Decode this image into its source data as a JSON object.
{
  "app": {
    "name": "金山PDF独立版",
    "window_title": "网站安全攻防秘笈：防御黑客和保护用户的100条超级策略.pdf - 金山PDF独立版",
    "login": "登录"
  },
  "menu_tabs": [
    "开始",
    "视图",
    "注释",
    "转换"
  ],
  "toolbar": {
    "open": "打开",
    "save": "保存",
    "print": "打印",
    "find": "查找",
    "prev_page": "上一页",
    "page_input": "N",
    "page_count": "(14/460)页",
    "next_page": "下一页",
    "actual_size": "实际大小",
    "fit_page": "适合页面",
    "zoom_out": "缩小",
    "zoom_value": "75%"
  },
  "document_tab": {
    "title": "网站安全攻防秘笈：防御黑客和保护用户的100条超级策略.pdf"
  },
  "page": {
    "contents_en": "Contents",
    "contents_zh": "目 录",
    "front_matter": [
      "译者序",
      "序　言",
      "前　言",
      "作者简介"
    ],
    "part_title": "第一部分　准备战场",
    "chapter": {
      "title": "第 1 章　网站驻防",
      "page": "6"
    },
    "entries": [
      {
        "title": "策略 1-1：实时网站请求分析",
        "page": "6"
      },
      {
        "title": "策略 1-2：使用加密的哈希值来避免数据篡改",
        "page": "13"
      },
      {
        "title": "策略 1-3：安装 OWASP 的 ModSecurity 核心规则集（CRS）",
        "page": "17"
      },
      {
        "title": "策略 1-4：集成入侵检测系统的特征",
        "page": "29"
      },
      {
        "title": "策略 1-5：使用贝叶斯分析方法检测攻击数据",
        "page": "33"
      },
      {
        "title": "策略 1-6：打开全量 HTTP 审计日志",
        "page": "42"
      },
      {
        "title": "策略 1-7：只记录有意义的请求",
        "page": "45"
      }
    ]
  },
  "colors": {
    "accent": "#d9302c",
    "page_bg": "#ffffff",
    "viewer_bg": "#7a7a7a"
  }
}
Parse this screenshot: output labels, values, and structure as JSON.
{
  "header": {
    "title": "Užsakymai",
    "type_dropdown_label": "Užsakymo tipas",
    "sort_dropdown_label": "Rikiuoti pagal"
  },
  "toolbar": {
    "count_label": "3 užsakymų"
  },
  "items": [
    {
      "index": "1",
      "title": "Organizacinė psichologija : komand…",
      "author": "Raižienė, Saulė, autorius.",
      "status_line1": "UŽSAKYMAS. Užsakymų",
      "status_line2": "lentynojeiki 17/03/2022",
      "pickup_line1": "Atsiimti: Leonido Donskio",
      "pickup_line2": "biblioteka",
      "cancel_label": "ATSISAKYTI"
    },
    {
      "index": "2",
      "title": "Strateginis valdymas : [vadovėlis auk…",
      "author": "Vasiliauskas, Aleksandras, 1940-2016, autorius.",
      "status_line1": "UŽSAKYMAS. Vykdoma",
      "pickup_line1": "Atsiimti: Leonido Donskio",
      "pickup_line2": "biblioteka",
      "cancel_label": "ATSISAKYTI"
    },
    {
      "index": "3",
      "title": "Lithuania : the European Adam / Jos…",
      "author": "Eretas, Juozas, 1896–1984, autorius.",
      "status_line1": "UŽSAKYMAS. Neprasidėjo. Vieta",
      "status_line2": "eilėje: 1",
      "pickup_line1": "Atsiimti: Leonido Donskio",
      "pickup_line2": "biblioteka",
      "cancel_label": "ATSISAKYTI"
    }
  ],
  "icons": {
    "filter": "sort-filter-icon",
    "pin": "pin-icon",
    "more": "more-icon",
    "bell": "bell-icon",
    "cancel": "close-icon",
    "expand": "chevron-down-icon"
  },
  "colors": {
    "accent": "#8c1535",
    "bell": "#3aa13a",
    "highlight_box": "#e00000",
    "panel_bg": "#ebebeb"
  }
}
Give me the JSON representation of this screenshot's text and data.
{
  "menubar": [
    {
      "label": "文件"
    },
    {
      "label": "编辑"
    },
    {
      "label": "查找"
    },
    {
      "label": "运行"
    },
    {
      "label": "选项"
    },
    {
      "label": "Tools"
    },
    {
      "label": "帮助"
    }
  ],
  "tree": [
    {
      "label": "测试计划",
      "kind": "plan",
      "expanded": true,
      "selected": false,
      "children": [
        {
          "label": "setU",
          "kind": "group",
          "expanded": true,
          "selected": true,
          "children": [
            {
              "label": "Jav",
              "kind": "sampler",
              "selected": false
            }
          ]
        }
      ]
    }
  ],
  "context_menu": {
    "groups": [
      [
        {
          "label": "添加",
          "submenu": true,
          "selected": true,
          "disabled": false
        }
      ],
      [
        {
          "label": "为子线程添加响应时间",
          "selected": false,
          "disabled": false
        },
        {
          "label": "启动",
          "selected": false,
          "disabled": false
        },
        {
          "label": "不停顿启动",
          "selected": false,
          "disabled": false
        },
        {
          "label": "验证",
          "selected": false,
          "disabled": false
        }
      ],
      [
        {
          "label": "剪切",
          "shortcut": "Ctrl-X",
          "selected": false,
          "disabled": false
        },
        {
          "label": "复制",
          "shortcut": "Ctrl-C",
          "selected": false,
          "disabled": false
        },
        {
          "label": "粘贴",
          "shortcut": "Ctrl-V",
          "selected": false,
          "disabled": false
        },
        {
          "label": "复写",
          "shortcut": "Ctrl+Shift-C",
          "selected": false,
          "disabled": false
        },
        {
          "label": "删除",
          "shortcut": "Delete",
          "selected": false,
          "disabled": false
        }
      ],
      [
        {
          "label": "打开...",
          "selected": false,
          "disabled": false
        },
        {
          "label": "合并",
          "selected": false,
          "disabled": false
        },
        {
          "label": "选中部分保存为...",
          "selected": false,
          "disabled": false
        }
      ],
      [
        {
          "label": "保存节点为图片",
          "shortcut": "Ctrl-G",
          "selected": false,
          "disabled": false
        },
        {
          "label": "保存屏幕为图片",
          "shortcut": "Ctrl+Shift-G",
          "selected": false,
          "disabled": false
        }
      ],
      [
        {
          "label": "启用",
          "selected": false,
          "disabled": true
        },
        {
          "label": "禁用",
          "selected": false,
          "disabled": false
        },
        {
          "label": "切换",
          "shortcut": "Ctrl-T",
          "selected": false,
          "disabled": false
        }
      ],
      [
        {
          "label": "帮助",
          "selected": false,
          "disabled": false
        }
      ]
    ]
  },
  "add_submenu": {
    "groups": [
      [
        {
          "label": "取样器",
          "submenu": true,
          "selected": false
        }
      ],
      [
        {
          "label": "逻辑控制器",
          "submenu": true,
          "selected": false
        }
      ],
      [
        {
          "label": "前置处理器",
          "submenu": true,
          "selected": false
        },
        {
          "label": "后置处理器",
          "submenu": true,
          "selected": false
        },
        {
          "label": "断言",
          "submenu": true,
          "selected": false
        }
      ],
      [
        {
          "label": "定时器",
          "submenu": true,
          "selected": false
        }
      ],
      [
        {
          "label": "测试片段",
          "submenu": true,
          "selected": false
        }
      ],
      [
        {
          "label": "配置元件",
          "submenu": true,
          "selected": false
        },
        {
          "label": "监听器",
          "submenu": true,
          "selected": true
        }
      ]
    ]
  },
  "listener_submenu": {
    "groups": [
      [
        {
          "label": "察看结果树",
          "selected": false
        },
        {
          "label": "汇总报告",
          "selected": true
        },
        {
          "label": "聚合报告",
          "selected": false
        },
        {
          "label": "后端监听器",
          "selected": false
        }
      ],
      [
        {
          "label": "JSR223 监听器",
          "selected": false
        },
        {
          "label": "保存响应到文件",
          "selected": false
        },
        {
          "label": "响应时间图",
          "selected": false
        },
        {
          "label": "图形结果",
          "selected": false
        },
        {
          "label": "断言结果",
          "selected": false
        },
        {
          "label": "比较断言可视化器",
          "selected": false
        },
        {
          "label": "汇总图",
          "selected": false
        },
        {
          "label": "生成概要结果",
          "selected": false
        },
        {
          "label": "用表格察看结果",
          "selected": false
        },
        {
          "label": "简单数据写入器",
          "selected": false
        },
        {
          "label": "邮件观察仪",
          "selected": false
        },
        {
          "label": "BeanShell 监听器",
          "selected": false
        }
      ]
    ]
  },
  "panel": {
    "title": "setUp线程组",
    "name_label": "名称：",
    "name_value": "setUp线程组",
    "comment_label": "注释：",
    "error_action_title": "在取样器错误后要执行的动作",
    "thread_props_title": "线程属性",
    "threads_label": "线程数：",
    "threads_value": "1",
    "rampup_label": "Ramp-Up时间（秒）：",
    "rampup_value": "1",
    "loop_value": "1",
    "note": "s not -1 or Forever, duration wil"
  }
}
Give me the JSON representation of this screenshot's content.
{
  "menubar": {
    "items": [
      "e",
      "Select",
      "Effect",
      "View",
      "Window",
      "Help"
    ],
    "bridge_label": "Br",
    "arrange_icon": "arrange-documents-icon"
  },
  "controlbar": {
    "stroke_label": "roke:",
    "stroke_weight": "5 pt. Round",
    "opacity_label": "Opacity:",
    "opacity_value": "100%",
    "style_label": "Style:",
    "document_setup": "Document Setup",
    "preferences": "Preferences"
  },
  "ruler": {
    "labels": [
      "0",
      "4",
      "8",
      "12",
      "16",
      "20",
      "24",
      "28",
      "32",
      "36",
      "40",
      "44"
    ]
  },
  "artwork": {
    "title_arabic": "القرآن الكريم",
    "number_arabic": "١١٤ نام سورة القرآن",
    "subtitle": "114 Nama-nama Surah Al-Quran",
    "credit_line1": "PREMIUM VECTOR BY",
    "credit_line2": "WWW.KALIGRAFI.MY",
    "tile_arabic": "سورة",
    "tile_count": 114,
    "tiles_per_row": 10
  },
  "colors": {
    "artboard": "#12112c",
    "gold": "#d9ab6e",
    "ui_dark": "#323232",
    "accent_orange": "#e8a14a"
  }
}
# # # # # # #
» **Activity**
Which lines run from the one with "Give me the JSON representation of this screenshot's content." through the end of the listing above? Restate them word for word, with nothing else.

» **Exercise solution**
Give me the JSON representation of this screenshot's content.
{
  "menubar": {
    "items": [
      "e",
      "Select",
      "Effect",
      "View",
      "Window",
      "Help"
    ],
    "bridge_label": "Br",
    "arrange_icon": "arrange-documents-icon"
  },
  "controlbar": {
    "stroke_label": "roke:",
    "stroke_weight": "5 pt. Round",
    "opacity_label": "Opacity:",
    "opacity_value": "100%",
    "style_label": "Style:",
    "document_setup": "Document Setup",
    "preferences": "Preferences"
  },
  "ruler": {
    "labels": [
      "0",
      "4",
      "8",
      "12",
      "16",
      "20",
      "24",
      "28",
      "32",
      "36",
      "40",
      "44"
    ]
  },
  "artwork": {
    "title_arabic": "القرآن الكريم",
    "number_arabic": "١١٤ نام سورة القرآن",
    "subtitle": "114 Nama-nama Surah Al-Quran",
    "credit_line1": "PREMIUM VECTOR BY",
    "credit_line2": "WWW.KALIGRAFI.MY",
    "tile_arabic": "سورة",
    "tile_count": 114,
    "tiles_per_row": 10
  },
  "colors": {
    "artboard": "#12112c",
    "gold": "#d9ab6e",
    "ui_dark": "#323232",
    "accent_orange": "#e8a14a"
  }
}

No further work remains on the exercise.